Herbs

Perennials

Height:

24-36 in. (60-90 cm)

36-48 in. (90-120 cm)

Spacing:

15-18 in. (38-45 cm)

Hardiness:

USDA Zone 3a: to -39.9 C (-40 F)

USDA Zone 3b: to -37.2 C (-35 F)

USDA Zone 4a: to -34.4 C (-30 F)

USDA Zone 4b: to -31.6 C (-25 F)

USDA Zone 5a: to -28.8 C (-20 F)

USDA Zone 5b: to -26.1 C (-15 F)

USDA Zone 6a: to -23.3 C (-10 F)

USDA Zone 6b: to -20.5 C (-5 F)

USDA Zone 7a: to -17.7 C (0 F)

USDA Zone 7b: to -14.9 C (5 F)

USDA Zone 8a: to -12.2 C (10 F)

USDA Zone 8b: to -9.4 C (15 F)

USDA Zone 9a: to -6.6 C (20 F)

USDA Zone 9b: to -3.8 C (25 F)

USDA Zone 10a: to -1.1 C (30 F)

Sun Exposure:

Full Sun

Sun to Partial Shade

Light Shade

Partial to Full Shade

Danger:

All parts of plant are poisonous if ingested

Bloom Color:

Medium Blue

Bloom Time:

Mid Summer

Foliage:
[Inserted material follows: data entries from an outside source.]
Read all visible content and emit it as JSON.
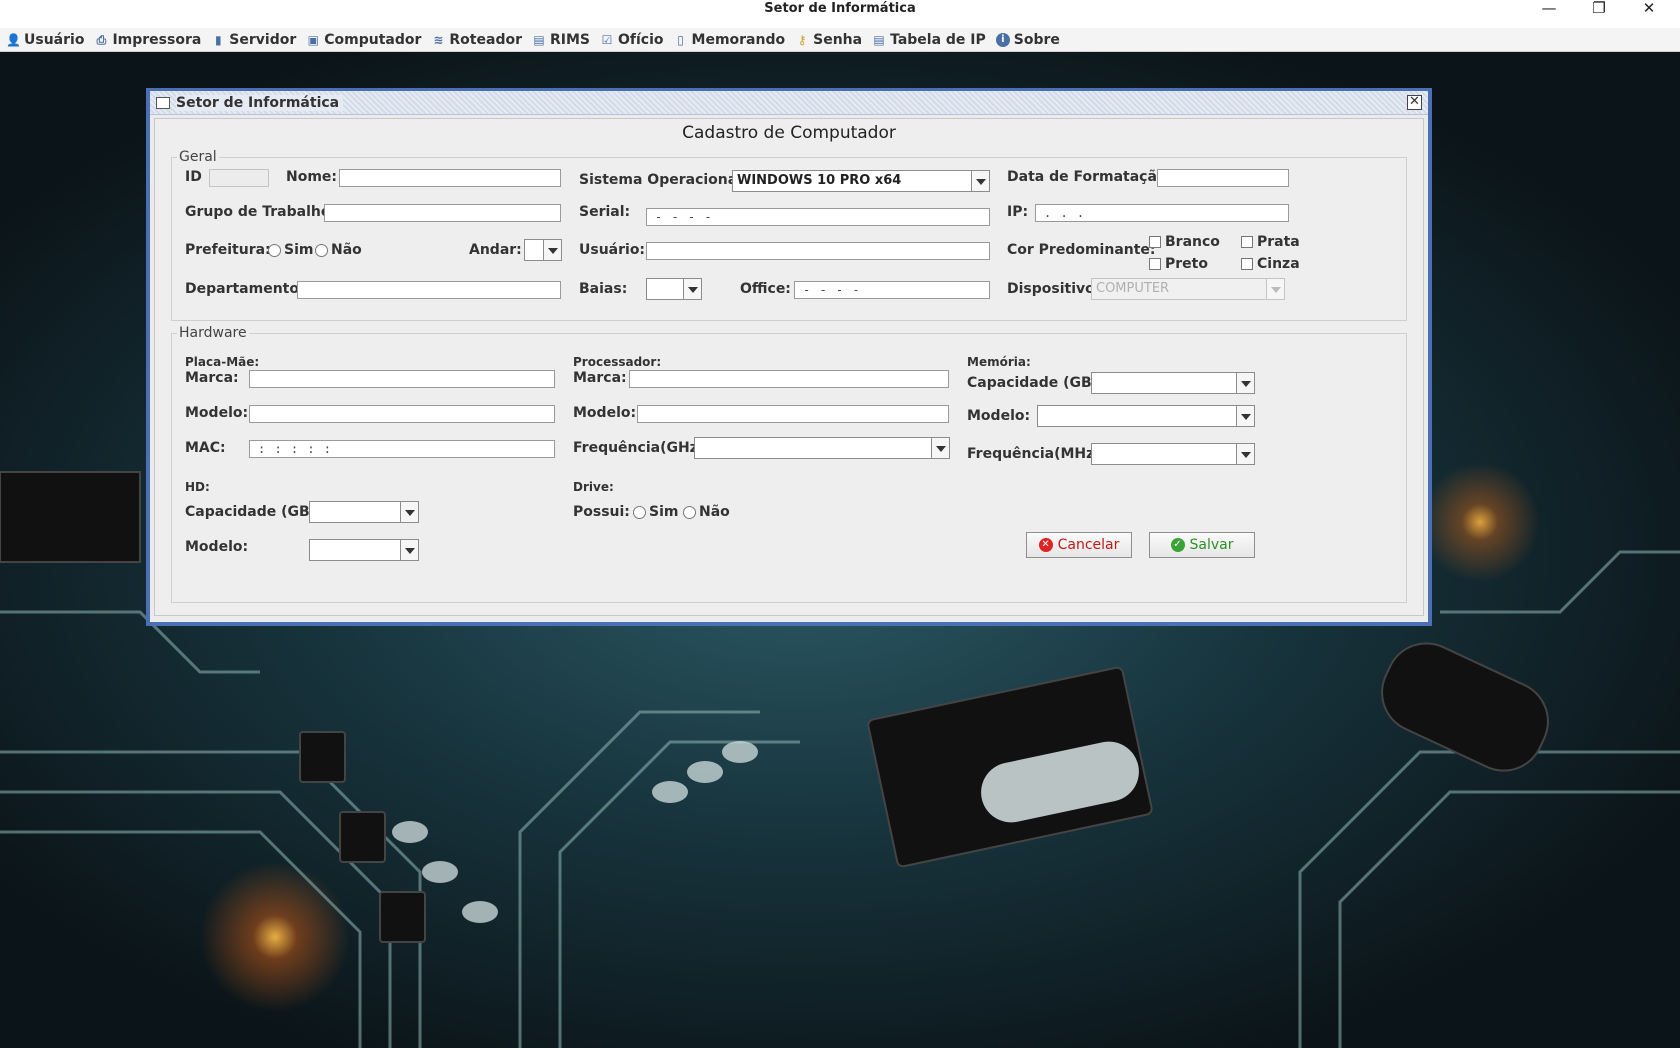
{
  "window": {
    "title": "Setor de Informática",
    "minimize": "—",
    "restore": "❐",
    "close": "✕"
  },
  "menubar": [
    {
      "label": "Usuário",
      "icon": "user-icon"
    },
    {
      "label": "Impressora",
      "icon": "printer-icon"
    },
    {
      "label": "Servidor",
      "icon": "server-icon"
    },
    {
      "label": "Computador",
      "icon": "computer-icon"
    },
    {
      "label": "Roteador",
      "icon": "router-icon"
    },
    {
      "label": "RIMS",
      "icon": "table-icon"
    },
    {
      "label": "Ofício",
      "icon": "document-check-icon"
    },
    {
      "label": "Memorando",
      "icon": "document-icon"
    },
    {
      "label": "Senha",
      "icon": "key-icon"
    },
    {
      "label": "Tabela de IP",
      "icon": "table-icon"
    },
    {
      "label": "Sobre",
      "icon": "info-icon"
    }
  ],
  "frame": {
    "title": "Setor de Informática",
    "heading": "Cadastro de Computador"
  },
  "geral": {
    "legend": "Geral",
    "id_label": "ID",
    "id_value": "",
    "nome_label": "Nome:",
    "nome_value": "",
    "so_label": "Sistema Operacional:",
    "so_value": "WINDOWS 10 PRO x64",
    "data_formatacao_label": "Data de Formatação:",
    "data_formatacao_value": "",
    "grupo_label": "Grupo de Trabalho:",
    "grupo_value": "",
    "serial_label": "Serial:",
    "serial_value": "     -     -     -     -",
    "ip_label": "IP:",
    "ip_value": "  .  .  .",
    "prefeitura_label": "Prefeitura:",
    "sim": "Sim",
    "nao": "Não",
    "andar_label": "Andar:",
    "andar_value": "",
    "usuario_label": "Usuário:",
    "usuario_value": "",
    "cor_label": "Cor Predominante:",
    "cor_branco": "Branco",
    "cor_prata": "Prata",
    "cor_preto": "Preto",
    "cor_cinza": "Cinza",
    "departamento_label": "Departamento:",
    "departamento_value": "",
    "baias_label": "Baias:",
    "baias_value": "",
    "office_label": "Office:",
    "office_value": "     -     -     -     -",
    "dispositivo_label": "Dispositivo",
    "dispositivo_value": "COMPUTER"
  },
  "hardware": {
    "legend": "Hardware",
    "placa_mae_label": "Placa-Mãe:",
    "marca_label": "Marca:",
    "modelo_label": "Modelo:",
    "mac_label": "MAC:",
    "mac_value": " : : : : :",
    "processador_label": "Processador:",
    "frequencia_ghz_label": "Frequência(GHz)",
    "memoria_label": "Memória:",
    "capacidade_label": "Capacidade (GB):",
    "frequencia_mhz_label": "Frequência(MHz)",
    "hd_label": "HD:",
    "drive_label": "Drive:",
    "possui_label": "Possui:",
    "sim": "Sim",
    "nao": "Não"
  },
  "buttons": {
    "cancelar": "Cancelar",
    "salvar": "Salvar"
  },
  "colors": {
    "frame_border": "#4a6fb5",
    "cancel_icon": "#e02424",
    "save_icon": "#3aa335",
    "cancel_text": "#c21818",
    "save_text": "#2f8f2a"
  }
}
Herbaceous

Smooth-Textured

Shiny/Glossy-Textured

Other details:

Requires consistently moist soil; do not let dry out between waterings

Soil pH requirements:
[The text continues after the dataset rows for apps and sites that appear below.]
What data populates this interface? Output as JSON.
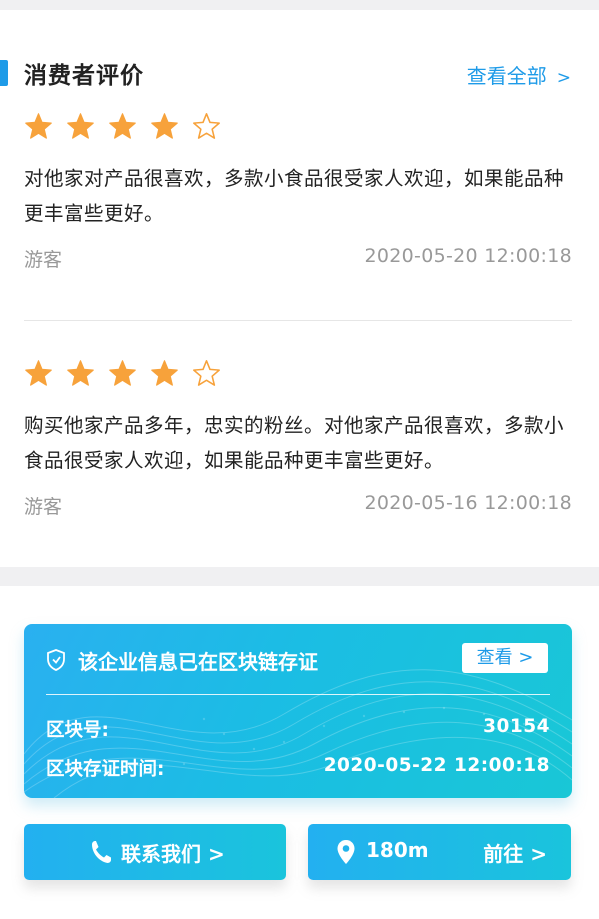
{
  "reviews_section": {
    "title": "消费者评价",
    "view_all_label": "查看全部",
    "view_all_chevron": ">",
    "star_color": "#f7a23b",
    "reviews": [
      {
        "rating": 4,
        "max_rating": 5,
        "text": "对他家对产品很喜欢，多款小食品很受家人欢迎，如果能品种更丰富些更好。",
        "user": "游客",
        "time": "2020-05-20  12:00:18"
      },
      {
        "rating": 4,
        "max_rating": 5,
        "text": "购买他家产品多年，忠实的粉丝。对他家产品很喜欢，多款小食品很受家人欢迎，如果能品种更丰富些更好。",
        "user": "游客",
        "time": "2020-05-16  12:00:18"
      }
    ]
  },
  "blockchain": {
    "title": "该企业信息已在区块链存证",
    "view_button": "查看 >",
    "block_number_label": "区块号:",
    "block_number": "30154",
    "time_label": "区块存证时间:",
    "time": "2020-05-22  12:00:18"
  },
  "actions": {
    "contact_label": "联系我们 >",
    "distance": "180m",
    "goto_label": "前往 >"
  },
  "colors": {
    "accent": "#1e9be8",
    "gradient_start": "#23b0f0",
    "gradient_end": "#1ac4dc"
  }
}
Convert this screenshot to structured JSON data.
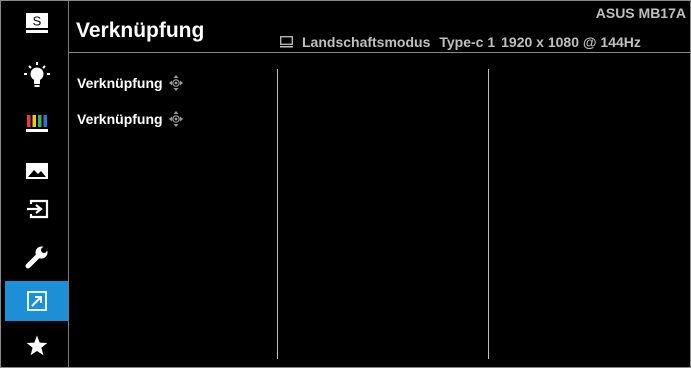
{
  "header": {
    "title": "Verknüpfung",
    "model": "ASUS MB17A"
  },
  "status_bar": {
    "orientation_icon": "monitor-landscape-icon",
    "orientation": "Landschaftsmodus",
    "input": "Type-c 1",
    "resolution": "1920 x 1080 @ 144Hz"
  },
  "sidebar": {
    "items": [
      {
        "name": "splendid",
        "icon": "splendid-s-icon",
        "active": false
      },
      {
        "name": "blue-light-filter",
        "icon": "lightbulb-icon",
        "active": false
      },
      {
        "name": "color",
        "icon": "color-bars-icon",
        "active": false
      },
      {
        "name": "image",
        "icon": "image-icon",
        "active": false
      },
      {
        "name": "input-select",
        "icon": "input-arrow-icon",
        "active": false
      },
      {
        "name": "system-setup",
        "icon": "wrench-icon",
        "active": false
      },
      {
        "name": "shortcut",
        "icon": "shortcut-arrow-icon",
        "active": true
      },
      {
        "name": "my-favorite",
        "icon": "star-icon",
        "active": false
      }
    ]
  },
  "menu": {
    "items": [
      {
        "label": "Verknüpfung",
        "icon": "joystick-4way-icon"
      },
      {
        "label": "Verknüpfung",
        "icon": "joystick-4way-icon"
      }
    ]
  },
  "colors": {
    "background": "#000000",
    "accent": "#1c8fd6",
    "text": "#ffffff",
    "secondary_text": "#bfbfbf"
  }
}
5.6 to 6.0 (acidic)

6.1 to 6.5 (mildly acidic)

6.6 to 7.5 (neutral)

7.6 to 7.8 (mildly alkaline)

Patent Information:

Non-patented

Propagation Methods:

By dividing rhizomes, tubers, corms or bulbs (including offsets)

From seed; direct sow outdoors in fall

From seed; winter sow in vented containers, coldframe or unheated greenhouse

From seed; stratify if sowing indoors

Seed Collecting:

Allow pods to dry on plant; break open to collect seeds

Regional

This plant has been said to grow in the following regions:

Bel Air, Maryland

Frenchtown, New Jersey

Bethlehem, Pennsylvania

Wilkes Barre, Pennsylvania

Gardeners' Notes:

1
positive
0
neutrals
0
negatives
RatingContent
Positive

On Jul 3, 2014, Clint07 from Bethlehem, PA wrote:

In my Zone 6 garden, A. uncinatum has mostly prospered. When it gets taller than 3 feet or so it needs propping up. It has grown much taller than A. fischerii and A. napellus for me.

All three have lost about a third of the stalks during the growing season; the leaves just turn brown. But the surviving ones are very rewarding both for foliage and blooms.